Directions ::
Starting at the line that contains "Transcribe this image's", return every line down to the end of the records below, exactly as written.

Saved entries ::

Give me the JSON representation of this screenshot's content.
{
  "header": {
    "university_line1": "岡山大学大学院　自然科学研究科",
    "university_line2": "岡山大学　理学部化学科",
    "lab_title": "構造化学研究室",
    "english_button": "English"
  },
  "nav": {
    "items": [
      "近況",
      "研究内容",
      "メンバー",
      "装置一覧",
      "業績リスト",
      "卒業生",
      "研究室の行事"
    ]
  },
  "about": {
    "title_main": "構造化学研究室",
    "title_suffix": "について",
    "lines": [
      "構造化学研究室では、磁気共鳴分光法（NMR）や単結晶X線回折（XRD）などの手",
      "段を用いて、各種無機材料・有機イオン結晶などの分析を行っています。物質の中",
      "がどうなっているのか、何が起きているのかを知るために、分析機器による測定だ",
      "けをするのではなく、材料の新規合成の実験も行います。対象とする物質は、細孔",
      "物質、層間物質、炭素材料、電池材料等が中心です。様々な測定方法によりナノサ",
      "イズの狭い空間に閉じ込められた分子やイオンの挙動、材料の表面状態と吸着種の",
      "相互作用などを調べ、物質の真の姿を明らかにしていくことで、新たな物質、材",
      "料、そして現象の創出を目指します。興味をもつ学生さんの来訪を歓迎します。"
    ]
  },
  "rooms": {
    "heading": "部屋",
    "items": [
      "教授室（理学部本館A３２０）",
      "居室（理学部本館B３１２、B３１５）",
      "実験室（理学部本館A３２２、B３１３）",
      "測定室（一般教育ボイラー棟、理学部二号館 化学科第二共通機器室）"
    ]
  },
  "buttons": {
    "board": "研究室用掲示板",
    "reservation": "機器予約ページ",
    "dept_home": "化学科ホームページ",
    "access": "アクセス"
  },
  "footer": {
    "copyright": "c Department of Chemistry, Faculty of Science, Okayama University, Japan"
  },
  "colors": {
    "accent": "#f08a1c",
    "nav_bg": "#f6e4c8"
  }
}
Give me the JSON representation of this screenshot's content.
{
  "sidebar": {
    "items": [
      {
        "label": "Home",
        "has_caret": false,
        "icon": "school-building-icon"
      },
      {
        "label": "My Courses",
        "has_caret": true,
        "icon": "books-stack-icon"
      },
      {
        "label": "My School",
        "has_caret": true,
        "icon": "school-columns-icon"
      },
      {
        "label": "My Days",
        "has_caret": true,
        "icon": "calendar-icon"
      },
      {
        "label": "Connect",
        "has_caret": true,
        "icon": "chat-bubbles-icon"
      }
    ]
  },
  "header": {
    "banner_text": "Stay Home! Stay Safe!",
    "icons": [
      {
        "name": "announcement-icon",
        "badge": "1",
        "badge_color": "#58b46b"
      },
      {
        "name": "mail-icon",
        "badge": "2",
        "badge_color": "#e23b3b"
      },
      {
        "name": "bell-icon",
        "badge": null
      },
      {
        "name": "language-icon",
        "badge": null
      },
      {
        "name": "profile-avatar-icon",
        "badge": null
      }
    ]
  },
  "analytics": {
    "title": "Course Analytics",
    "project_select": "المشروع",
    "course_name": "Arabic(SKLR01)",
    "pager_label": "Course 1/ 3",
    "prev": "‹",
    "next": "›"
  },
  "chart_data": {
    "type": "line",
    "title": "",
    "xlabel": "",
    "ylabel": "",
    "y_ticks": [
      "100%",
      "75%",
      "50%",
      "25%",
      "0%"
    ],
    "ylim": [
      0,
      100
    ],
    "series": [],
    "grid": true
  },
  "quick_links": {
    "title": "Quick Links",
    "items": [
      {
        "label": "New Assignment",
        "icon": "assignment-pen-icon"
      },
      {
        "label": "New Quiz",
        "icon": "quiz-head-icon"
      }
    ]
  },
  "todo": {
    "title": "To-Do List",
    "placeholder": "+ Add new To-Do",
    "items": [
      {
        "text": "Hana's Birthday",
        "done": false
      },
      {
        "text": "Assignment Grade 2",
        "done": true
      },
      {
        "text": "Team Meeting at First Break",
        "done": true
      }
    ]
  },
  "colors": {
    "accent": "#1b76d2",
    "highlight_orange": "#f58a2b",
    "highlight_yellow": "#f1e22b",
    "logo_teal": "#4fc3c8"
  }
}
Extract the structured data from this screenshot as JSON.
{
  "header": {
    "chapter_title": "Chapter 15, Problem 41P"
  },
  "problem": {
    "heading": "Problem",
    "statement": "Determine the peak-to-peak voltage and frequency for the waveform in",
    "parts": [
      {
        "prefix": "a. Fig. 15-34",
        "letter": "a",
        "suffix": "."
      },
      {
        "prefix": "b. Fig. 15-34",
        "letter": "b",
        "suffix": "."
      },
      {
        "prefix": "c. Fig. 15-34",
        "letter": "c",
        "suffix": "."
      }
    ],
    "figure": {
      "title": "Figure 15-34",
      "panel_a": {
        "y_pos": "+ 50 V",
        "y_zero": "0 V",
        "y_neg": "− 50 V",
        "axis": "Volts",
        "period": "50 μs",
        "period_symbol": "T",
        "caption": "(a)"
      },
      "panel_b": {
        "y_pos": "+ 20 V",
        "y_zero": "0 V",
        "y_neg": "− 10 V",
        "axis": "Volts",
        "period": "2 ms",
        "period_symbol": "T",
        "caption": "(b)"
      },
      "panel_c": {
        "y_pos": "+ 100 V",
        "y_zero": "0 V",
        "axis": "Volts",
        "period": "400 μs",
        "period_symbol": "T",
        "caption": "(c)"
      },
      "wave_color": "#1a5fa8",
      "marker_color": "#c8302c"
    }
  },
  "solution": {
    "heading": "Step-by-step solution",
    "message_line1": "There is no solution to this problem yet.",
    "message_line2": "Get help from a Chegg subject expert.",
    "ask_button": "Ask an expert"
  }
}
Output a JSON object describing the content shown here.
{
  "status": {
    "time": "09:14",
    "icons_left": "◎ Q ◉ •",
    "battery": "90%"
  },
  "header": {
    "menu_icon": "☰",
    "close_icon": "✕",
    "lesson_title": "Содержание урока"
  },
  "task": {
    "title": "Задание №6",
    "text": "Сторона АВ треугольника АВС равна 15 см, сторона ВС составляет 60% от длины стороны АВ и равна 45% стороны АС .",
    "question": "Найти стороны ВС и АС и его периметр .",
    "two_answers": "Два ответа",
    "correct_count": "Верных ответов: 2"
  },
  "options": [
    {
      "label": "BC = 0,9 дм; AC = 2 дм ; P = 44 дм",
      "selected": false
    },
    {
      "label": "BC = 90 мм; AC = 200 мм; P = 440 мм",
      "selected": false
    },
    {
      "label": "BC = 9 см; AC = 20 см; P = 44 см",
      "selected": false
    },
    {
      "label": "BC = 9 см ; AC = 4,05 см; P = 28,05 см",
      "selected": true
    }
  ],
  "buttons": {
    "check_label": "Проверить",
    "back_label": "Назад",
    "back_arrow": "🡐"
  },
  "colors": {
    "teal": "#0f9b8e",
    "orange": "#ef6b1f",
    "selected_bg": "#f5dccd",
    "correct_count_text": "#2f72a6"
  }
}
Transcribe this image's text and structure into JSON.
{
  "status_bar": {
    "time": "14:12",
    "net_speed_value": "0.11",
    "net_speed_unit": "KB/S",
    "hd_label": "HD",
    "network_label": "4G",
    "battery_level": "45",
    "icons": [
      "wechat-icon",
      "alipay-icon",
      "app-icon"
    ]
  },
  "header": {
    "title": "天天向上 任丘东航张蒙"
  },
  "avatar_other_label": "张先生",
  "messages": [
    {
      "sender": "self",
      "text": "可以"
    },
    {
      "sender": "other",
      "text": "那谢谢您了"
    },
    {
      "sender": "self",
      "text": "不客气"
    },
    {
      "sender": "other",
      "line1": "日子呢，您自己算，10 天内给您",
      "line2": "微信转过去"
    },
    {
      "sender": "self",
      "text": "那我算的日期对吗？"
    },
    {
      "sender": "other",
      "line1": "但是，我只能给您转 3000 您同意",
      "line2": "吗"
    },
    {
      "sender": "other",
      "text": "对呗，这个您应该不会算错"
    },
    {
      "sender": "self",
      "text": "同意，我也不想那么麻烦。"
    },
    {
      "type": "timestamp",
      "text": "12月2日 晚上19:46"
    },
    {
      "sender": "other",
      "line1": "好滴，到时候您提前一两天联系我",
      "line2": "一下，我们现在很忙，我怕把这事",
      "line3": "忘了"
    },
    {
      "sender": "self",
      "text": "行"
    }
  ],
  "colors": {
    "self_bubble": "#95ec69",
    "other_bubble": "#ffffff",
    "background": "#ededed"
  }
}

Answer to the exercise ::
Transcribe this image's text and structure into JSON.
{
  "status_bar": {
    "time": "14:12",
    "net_speed_value": "0.11",
    "net_speed_unit": "KB/S",
    "hd_label": "HD",
    "network_label": "4G",
    "battery_level": "45",
    "icons": [
      "wechat-icon",
      "alipay-icon",
      "app-icon"
    ]
  },
  "header": {
    "title": "天天向上 任丘东航张蒙"
  },
  "avatar_other_label": "张先生",
  "messages": [
    {
      "sender": "self",
      "text": "可以"
    },
    {
      "sender": "other",
      "text": "那谢谢您了"
    },
    {
      "sender": "self",
      "text": "不客气"
    },
    {
      "sender": "other",
      "line1": "日子呢，您自己算，10 天内给您",
      "line2": "微信转过去"
    },
    {
      "sender": "self",
      "text": "那我算的日期对吗？"
    },
    {
      "sender": "other",
      "line1": "但是，我只能给您转 3000 您同意",
      "line2": "吗"
    },
    {
      "sender": "other",
      "text": "对呗，这个您应该不会算错"
    },
    {
      "sender": "self",
      "text": "同意，我也不想那么麻烦。"
    },
    {
      "type": "timestamp",
      "text": "12月2日 晚上19:46"
    },
    {
      "sender": "other",
      "line1": "好滴，到时候您提前一两天联系我",
      "line2": "一下，我们现在很忙，我怕把这事",
      "line3": "忘了"
    },
    {
      "sender": "self",
      "text": "行"
    }
  ],
  "colors": {
    "self_bubble": "#95ec69",
    "other_bubble": "#ffffff",
    "background": "#ededed"
  }
}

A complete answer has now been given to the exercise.